Human resources experts Jeanne Meister and Karie Willyerd found, in The 2020 Workplace Report, that there was a disconnect between the type of feedback that employees valued and the kind of feedback leaders where giving. They discovered that employees ranked "receiving straight feedback" as the top priority; however, leaders were not prepared to execute this type of feedback.
Whether we are talking about a performance review, positive feedback, or constructive feedback, we see a severe gap in what needs to be said and what leaders say. Often the problem for the leader is knowing what specific words to say or how to start the conversation. The leader often yearns for constructive feedback examples or a performance review sample.
Here I will provide two models for mastering feedback and include script examples.
The Quick Feedback Model provides a way to give impactful feedback in under 5 minutes. This model is best for positive feedback or minor constructive feedback discussions. As an example, you could use this model instead of saying "thank you" for a job well done. You can also use this to quickly redirect an employee who has not demonstrated previous performance issues.
Quick Feedback Steps
1. Be Specific
2. Show Impact
3. Make a connection to the future
Quick Feedback Examples
Thanks or redoing the request form. I was impressed that you were able to take the year worth of customer complaints and suggestions and make upgrades in just a week. Your efforts are going to make the process faster for our customers, which will free up their time to concentrate on their mission. You continue to exceed expectations.
Supervisor: Good afternoon, Isabel. I see that the monthly database report that was due yesterday has not come in yet. What's going on?
Isabel: Oh, man, I forgot about it. I will get it done now, sorry.
Supervisor: Ok, that will work this time. The report deadlines are set to give me time to review the reports before sending them to the Board of Directors. When you do not get the stories to me on time, it means that we risk not getting the reports to the Board on time. Your reports are of high quality, and I want to make sure the Board sees your efforts. So please let me know if you need anything from me.
Isabel: I understand and will let you know if I need anything.
Use The FUN Feedback Model when you have tried Quick Feedback, but the employee continues to struggle with meeting her job requirements.
Frame the Discussion
1. Establish the direction of the meeting
I want to talk about report X being late.
2. Acknowledge the employee's value
I know your future goal is to run a marketing department, so I want to make sure we discuss report X so I can help you improve.
Understand the Situation
1. State the facts and avoid generalizations
In this report [hands report to employee] I highlighted the three times you used last quarter's metrics instead of the current data.
2. Check for alignment by asking many questions
Am I reading that correctly? What happened?
3. State the impact
The report gets published and is used by X to make decision y, so we need to make sure the data is correct.
4. Seek buy-in
What do you think will happen if we publish incorrect data? What does that mean for the company? What does that mean for your goal of running a marketing office?
Establish Next Steps
1. Solicit suggestions
What can we do to ensure next month's report is correct?
2. Create commitment

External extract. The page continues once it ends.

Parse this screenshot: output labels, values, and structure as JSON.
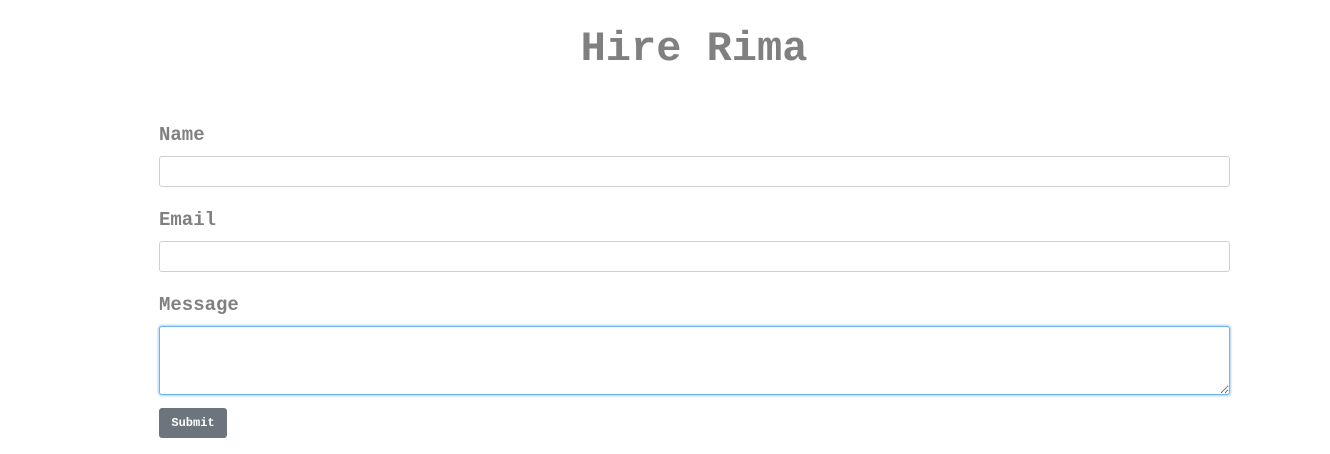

It was not my intention for you to feel like you could not ask me questions about the report. I think it is an excellent idea for us to meet monthly to review your projects. Let's meet on the third Monday of each month at 10 am on Zoom.
4. Acknowledge the process
Thanks for meeting with me. I know things have been stressful since Jon left. I appreciate you talking with me, so we can develop a game plan for getting this project complete.
5. Make a connection to the future
I think our monthly meetings will help keep your projects on track, and I look forward to seeing you showcase your expertise in next week's report.